- Shaping. Produce a gradual funnel shape in the canal, widest at the top ending just before the tip of the root (about 1-2mm)
- Cleaning. Remove bacteria and remnants of the nerve from the canal using small files and washing the canal with an antibacterial solution
- Filling. Completely fill the funnel created by shaping the canal
- Restoring the tooth. Give the tooth back its looks and ability to chew.
What goes on Top of a Root Filled Tooth?
The root filled tooth needs to have a good seal to prevent bacteria getting in and re-infecting it. The dentist will place some variation of glass ionomer, composite or amalgam to replace the missing part of the tooth.
Teeth that have had the nerve and blood supply removed during a root filling are much more brittle than those normal living teeth. This leaves them prone to fracture, which if it occurs, often leads to the tooth being lost.
Posterior (back teeth) take a lot of force during chewing and it is because of this that it is recommended by professional bodies all over the world that molar root treated teeth have full coverage restorations to protect them. What does this mean? It means that the whole occlusal (biting) surface is in one material such as porcelain, gold or even at a stretch amalgam. Both the American Dental Association and Australian Dental Association recommend this.
For the most part this means having a crown. A crown acts like a helmet encasing and protecting the tooth and most importantly, ensuring an even pressure on the tooth. It is advisable to place a crown as soon as possible after the root canal treatment (assuming the tooth has settled down). Full coverage onlays are another less used possibility.
I would not advise having a crown, if you were still having pain. However, the longer it is left, the more time the tooth has to fracture, so some dentists may protect it by placing a little metal band around it and taking it out of the bite.
It is important to understand though, that not all root treated teeth will fracture without a crown and in exceptional circumstances, it can even happen under a crown. I see patients fairly often that have had root filled teeth for years, who cannot afford a crown and so far they are without trouble. A crown will simply help protect your tooth as best possible and as root treatment is an expensive and time-consuming procedure, this investment makes sense to me. I also see patients who have run this risk- not having a crown and who haven’t been so lucky; their tooth fractured and required an extraction.

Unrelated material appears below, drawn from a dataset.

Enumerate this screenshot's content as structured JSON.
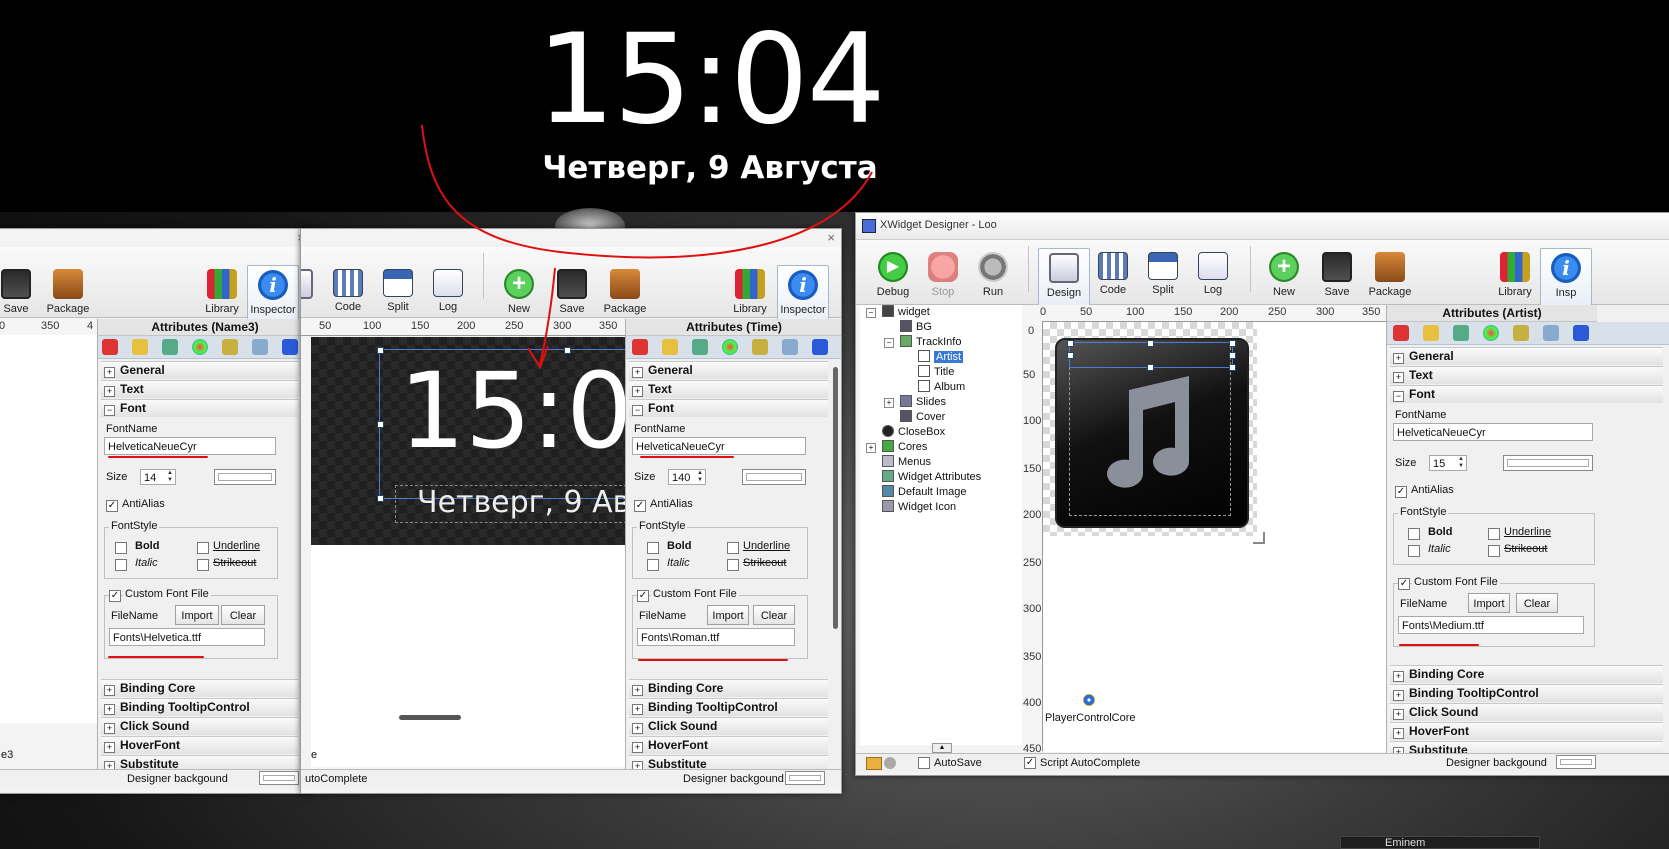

Front teeth can often just be filled with composite filling material, unless a large part of the tooth is missing and the tooth is considered weak and in need of a crown or post and crown. They take less force than the back teeth during chewing, so often filling is sufficient.

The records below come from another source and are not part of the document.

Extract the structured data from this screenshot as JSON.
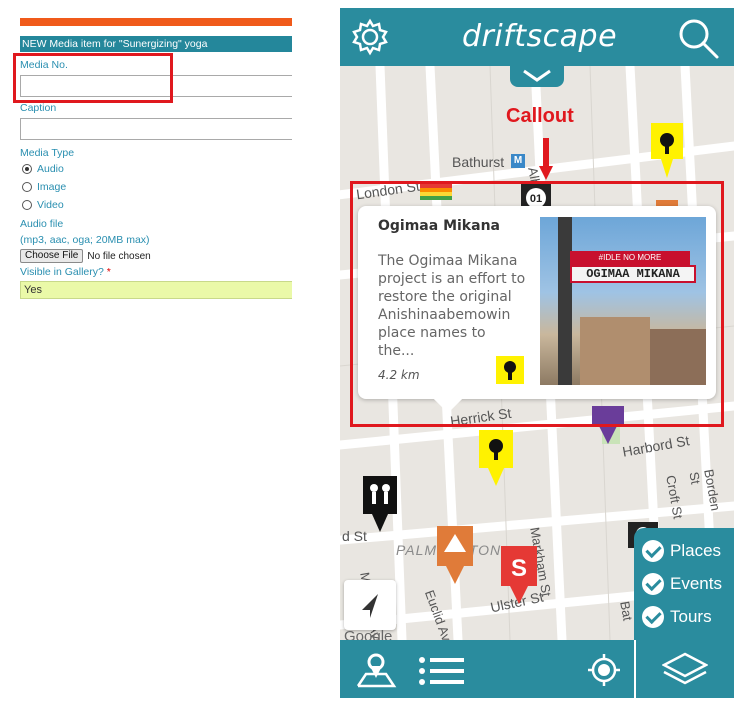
{
  "form": {
    "header": "NEW Media item for \"Sunergizing\" yoga",
    "media_no_label": "Media No.",
    "media_no_value": "",
    "caption_label": "Caption",
    "caption_value": "",
    "media_type_label": "Media Type",
    "media_types": [
      {
        "label": "Audio",
        "selected": true
      },
      {
        "label": "Image",
        "selected": false
      },
      {
        "label": "Video",
        "selected": false
      }
    ],
    "audio_file_label": "Audio file",
    "audio_file_hint": "(mp3, aac, oga; 20MB max)",
    "choose_file_button": "Choose File",
    "no_file_text": "No file chosen",
    "visible_label": "Visible in Gallery?",
    "required_mark": "*",
    "visible_value": "Yes"
  },
  "app": {
    "brand": "driftscape",
    "callout_label": "Callout",
    "marker_number": "01",
    "streets": {
      "bathurst": "Bathurst",
      "london": "London St",
      "albany": "Albany Ave",
      "herrick": "Herrick St",
      "harbord": "Harbord St",
      "croft": "Croft St",
      "borden": "Borden St",
      "palmerston": "PALMERSTON",
      "markham": "Markham St",
      "euclid": "Euclid Ave",
      "ulster": "Ulster St",
      "manning": "Manning Ave",
      "bathurst_vertical": "Bat",
      "st_left": "d St"
    },
    "card": {
      "title": "Ogimaa Mikana",
      "description": "The Ogimaa Mikana project is an effort to restore the original Anishinaabemowin place names to the...",
      "distance": "4.2 km",
      "photo_sign_top": "#IDLE NO MORE",
      "photo_sign_main": "OGIMAA MIKANA"
    },
    "filters": [
      {
        "label": "Places",
        "checked": true
      },
      {
        "label": "Events",
        "checked": true
      },
      {
        "label": "Tours",
        "checked": true
      }
    ],
    "map_attribution": "Google",
    "colors": {
      "teal": "#2a8c9e",
      "callout_red": "#e0181e",
      "marker_yellow": "#fff200",
      "marker_orange": "#e07b39",
      "marker_red": "#e53935",
      "marker_purple": "#6a3d9a"
    }
  }
}
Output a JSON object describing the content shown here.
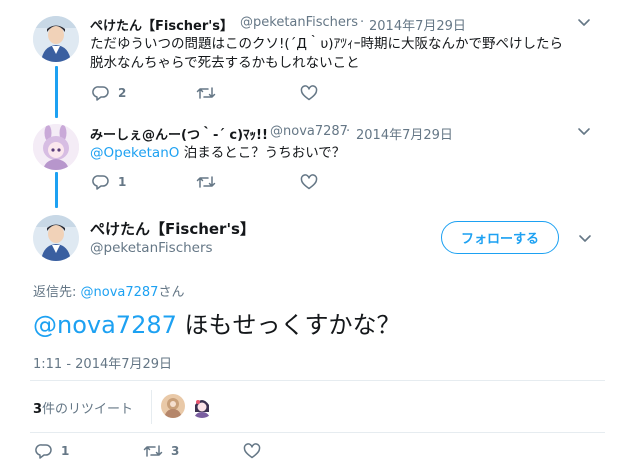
{
  "tweet1": {
    "name": "ぺけたん【Fischer's】",
    "handle": "@peketanFischers",
    "separator": "·",
    "date": "2014年7月29日",
    "text_line1": "ただゆういつの問題はこのクソ!(´Д｀υ)ｱﾂｨｰ時期に大阪なんかで野ぺけしたら",
    "text_line2": "脱水なんちゃらで死去するかもしれないこと",
    "reply_count": "2",
    "retweet_count": "",
    "like_count": ""
  },
  "tweet2": {
    "name": "みーしぇ@んー(つ｀-´ c)ﾏｯ!!",
    "handle": "@nova7287",
    "separator": "·",
    "date": "2014年7月29日",
    "mention": "@OpeketanO",
    "text": " 泊まるとこ？うちおいで？",
    "reply_count": "1",
    "retweet_count": "",
    "like_count": ""
  },
  "main": {
    "name": "ぺけたん【Fischer's】",
    "handle": "@peketanFischers",
    "follow_label": "フォローする",
    "reply_to_label": "返信先: ",
    "reply_to_handle": "@nova7287",
    "reply_to_suffix": "さん",
    "mention": "@nova7287",
    "text": " ほもせっくすかな？",
    "timestamp": "1:11 - 2014年7月29日",
    "retweets_number": "3",
    "retweets_label": "件のリツイート",
    "reply_count": "1",
    "retweet_count": "3",
    "like_count": ""
  },
  "colors": {
    "accent": "#1da1f2",
    "secondary_text": "#657786",
    "primary_text": "#14171a",
    "divider": "#e6ecf0"
  },
  "icons": {
    "reply": "reply-icon",
    "retweet": "retweet-icon",
    "like": "heart-icon",
    "more": "chevron-down-icon"
  }
}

If you really can’t afford a crown but can afford a root canal, I would suggest you go ahead with the root canal treatment and ask the dentist to fill the tooth (place the core) for the time being. That way you haven’t lost your tooth and you can save for a crown. Yes, you run a small risk but what is the alternative… an extraction. Don’t get complacent though and think that just because the tooth seems fine that you no-longer need a crown- until you have it done, the tooth will remain more vulnerable to fracture.
Following a root canal:

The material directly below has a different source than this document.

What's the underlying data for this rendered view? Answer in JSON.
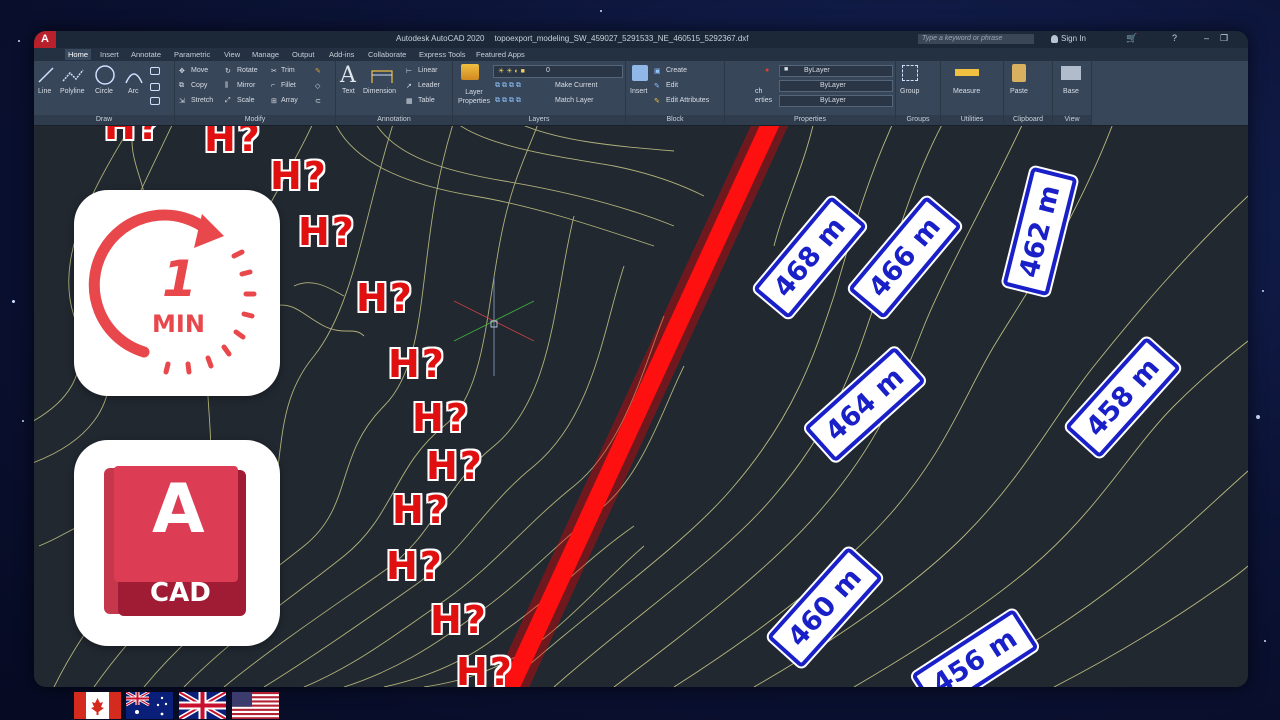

- A filling is always needed (referred to as a core if a crown is planned but essentially the same thing)
- If the remaining tooth is weak a post may be needed
- Teeth with posts must have a crown
- Posterior (back) teeth should be crowned
- Anterior (front) teeth don’t necessarily need crowns.